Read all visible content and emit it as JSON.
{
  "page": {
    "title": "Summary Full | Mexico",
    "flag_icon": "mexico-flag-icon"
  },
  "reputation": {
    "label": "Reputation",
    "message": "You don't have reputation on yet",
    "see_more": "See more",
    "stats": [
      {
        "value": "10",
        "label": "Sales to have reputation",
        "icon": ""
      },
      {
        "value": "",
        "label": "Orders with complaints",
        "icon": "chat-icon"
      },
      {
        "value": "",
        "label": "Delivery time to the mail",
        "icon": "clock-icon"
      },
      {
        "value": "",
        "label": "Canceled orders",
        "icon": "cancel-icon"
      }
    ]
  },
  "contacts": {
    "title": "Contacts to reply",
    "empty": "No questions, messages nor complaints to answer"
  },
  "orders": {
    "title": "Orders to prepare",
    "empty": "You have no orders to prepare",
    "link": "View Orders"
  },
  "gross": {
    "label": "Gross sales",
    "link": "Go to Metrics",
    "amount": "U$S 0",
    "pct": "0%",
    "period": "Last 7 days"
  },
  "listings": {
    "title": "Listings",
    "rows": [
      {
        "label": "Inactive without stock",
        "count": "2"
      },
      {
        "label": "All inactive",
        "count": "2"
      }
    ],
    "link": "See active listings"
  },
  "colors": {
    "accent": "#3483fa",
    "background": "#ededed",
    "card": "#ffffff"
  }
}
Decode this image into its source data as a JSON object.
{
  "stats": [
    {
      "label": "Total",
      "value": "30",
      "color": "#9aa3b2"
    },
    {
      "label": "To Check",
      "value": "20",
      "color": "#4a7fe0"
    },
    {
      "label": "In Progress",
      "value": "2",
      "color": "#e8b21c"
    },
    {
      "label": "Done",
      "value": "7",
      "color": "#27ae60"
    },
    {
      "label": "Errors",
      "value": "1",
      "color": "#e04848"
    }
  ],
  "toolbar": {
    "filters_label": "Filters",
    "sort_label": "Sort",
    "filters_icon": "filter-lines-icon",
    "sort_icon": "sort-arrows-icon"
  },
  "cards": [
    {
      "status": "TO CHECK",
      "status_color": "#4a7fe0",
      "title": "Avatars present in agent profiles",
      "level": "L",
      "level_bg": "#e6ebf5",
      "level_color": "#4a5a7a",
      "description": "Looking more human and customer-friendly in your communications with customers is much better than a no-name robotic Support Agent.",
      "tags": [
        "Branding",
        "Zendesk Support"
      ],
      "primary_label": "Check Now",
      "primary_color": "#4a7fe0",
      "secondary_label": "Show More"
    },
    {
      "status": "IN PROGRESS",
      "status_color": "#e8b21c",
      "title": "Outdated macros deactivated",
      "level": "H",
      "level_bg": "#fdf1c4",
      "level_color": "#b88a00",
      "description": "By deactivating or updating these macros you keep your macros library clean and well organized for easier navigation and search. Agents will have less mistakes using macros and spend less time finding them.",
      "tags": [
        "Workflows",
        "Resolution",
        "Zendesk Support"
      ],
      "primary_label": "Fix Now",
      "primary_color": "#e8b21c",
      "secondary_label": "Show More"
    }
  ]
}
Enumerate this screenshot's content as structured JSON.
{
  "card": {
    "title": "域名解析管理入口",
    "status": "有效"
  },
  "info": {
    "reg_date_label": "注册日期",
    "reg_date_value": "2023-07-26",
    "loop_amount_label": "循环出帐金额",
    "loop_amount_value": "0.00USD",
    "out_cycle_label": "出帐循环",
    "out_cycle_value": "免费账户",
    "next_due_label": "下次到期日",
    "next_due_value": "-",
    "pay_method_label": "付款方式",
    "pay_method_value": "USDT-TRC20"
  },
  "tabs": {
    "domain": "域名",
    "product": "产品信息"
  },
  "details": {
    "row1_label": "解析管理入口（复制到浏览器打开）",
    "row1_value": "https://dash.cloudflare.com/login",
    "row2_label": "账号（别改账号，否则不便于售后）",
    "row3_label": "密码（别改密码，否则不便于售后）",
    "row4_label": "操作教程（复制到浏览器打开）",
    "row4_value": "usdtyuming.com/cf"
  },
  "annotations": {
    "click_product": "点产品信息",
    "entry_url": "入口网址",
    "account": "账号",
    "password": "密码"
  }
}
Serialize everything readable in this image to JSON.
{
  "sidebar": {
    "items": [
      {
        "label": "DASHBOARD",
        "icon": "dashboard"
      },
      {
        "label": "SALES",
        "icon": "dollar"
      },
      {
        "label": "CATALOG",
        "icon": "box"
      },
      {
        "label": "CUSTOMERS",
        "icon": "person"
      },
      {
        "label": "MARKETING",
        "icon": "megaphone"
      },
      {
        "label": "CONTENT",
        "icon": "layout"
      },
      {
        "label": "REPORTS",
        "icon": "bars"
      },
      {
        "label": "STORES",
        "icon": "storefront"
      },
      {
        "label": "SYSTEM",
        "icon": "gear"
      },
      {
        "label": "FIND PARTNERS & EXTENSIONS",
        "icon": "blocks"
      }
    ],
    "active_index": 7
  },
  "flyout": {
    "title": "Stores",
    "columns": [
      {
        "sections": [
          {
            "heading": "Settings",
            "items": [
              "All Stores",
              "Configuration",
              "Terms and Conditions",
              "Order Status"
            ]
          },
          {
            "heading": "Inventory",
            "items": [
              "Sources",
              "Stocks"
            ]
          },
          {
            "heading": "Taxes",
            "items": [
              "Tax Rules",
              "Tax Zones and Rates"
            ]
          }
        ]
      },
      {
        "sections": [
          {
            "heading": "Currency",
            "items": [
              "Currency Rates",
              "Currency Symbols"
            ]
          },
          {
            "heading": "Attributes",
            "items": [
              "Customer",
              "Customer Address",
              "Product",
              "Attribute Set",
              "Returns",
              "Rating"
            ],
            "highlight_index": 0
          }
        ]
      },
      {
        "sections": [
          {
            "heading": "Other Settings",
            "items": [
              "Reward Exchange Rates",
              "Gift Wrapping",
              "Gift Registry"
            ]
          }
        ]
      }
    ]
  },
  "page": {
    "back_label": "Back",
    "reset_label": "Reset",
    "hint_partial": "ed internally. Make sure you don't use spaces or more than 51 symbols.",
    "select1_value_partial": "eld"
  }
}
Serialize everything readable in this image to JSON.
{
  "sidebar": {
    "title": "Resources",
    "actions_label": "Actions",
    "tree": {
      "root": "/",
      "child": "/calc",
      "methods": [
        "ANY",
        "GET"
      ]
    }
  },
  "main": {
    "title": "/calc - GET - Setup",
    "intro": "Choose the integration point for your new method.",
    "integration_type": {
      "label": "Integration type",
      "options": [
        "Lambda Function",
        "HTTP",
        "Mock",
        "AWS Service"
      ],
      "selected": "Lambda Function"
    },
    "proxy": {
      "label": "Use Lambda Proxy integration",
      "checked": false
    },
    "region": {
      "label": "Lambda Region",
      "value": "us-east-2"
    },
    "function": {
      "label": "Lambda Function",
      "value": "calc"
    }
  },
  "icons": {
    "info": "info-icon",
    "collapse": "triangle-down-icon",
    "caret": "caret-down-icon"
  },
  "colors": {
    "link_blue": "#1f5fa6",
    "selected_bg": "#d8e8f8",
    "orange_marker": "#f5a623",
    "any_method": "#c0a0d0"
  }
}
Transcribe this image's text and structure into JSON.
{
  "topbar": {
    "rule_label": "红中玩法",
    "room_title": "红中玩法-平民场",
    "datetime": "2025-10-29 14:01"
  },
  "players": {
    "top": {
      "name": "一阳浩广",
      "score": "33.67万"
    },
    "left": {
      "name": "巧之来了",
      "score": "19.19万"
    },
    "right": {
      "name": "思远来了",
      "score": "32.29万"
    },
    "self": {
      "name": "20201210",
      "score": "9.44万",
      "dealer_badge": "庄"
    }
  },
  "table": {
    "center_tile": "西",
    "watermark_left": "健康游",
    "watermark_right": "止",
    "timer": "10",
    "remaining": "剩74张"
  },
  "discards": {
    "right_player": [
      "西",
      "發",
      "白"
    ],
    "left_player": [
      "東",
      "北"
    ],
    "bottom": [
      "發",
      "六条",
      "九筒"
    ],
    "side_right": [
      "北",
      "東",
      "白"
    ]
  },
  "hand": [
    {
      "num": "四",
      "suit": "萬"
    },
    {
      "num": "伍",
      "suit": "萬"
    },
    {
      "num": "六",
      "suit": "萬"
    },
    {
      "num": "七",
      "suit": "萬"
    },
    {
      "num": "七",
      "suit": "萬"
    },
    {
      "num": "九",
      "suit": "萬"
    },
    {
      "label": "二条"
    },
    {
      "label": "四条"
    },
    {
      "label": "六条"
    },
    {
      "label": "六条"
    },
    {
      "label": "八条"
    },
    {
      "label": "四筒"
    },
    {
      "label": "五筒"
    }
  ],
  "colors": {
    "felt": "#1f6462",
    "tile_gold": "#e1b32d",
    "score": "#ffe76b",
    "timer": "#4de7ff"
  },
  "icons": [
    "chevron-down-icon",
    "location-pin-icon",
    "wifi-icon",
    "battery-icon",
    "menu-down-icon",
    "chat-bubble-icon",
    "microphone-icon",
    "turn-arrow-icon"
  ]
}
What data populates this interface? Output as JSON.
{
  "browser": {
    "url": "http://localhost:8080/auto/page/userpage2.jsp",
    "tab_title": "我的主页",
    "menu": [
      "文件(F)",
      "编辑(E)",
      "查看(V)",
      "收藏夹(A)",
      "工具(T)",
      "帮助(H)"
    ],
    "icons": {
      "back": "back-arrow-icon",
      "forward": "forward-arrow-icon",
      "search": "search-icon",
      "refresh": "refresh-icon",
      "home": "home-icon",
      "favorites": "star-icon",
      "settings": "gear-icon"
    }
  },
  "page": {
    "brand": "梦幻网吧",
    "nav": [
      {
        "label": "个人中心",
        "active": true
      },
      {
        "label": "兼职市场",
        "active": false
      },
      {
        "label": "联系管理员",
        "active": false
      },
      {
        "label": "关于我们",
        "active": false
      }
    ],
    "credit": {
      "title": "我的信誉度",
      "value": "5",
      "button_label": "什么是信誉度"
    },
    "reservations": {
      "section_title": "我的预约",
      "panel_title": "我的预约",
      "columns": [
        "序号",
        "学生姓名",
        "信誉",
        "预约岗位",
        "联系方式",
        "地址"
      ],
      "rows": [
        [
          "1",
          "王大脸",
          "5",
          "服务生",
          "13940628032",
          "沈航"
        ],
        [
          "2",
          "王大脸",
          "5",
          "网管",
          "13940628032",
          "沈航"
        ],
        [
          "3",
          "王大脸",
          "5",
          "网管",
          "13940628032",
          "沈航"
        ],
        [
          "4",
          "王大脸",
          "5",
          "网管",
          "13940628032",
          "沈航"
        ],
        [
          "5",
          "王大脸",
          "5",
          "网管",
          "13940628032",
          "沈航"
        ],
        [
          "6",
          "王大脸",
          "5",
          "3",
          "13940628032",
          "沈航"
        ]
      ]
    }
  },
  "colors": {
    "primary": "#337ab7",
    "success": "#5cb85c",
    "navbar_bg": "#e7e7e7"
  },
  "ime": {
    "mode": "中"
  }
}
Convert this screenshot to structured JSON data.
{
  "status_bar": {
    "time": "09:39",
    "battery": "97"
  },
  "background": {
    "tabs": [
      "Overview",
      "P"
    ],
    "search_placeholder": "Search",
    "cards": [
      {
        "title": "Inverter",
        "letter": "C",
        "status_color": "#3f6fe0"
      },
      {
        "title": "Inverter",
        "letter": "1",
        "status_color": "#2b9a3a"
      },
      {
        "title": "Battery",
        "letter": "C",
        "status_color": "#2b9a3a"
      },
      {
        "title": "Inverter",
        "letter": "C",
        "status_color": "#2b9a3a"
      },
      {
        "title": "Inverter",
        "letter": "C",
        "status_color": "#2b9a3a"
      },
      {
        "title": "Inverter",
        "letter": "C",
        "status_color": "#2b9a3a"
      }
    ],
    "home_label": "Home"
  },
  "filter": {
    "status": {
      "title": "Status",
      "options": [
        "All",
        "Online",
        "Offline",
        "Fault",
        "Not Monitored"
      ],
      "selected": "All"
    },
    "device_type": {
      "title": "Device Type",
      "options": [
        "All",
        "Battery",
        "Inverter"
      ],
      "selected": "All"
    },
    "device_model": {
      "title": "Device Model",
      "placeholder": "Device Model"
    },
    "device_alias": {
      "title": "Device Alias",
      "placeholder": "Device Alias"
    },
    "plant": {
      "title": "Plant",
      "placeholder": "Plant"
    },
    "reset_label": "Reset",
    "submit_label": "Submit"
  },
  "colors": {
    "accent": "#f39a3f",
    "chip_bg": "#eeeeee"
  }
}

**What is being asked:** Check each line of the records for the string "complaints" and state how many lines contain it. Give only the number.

**Exercise answer:** 2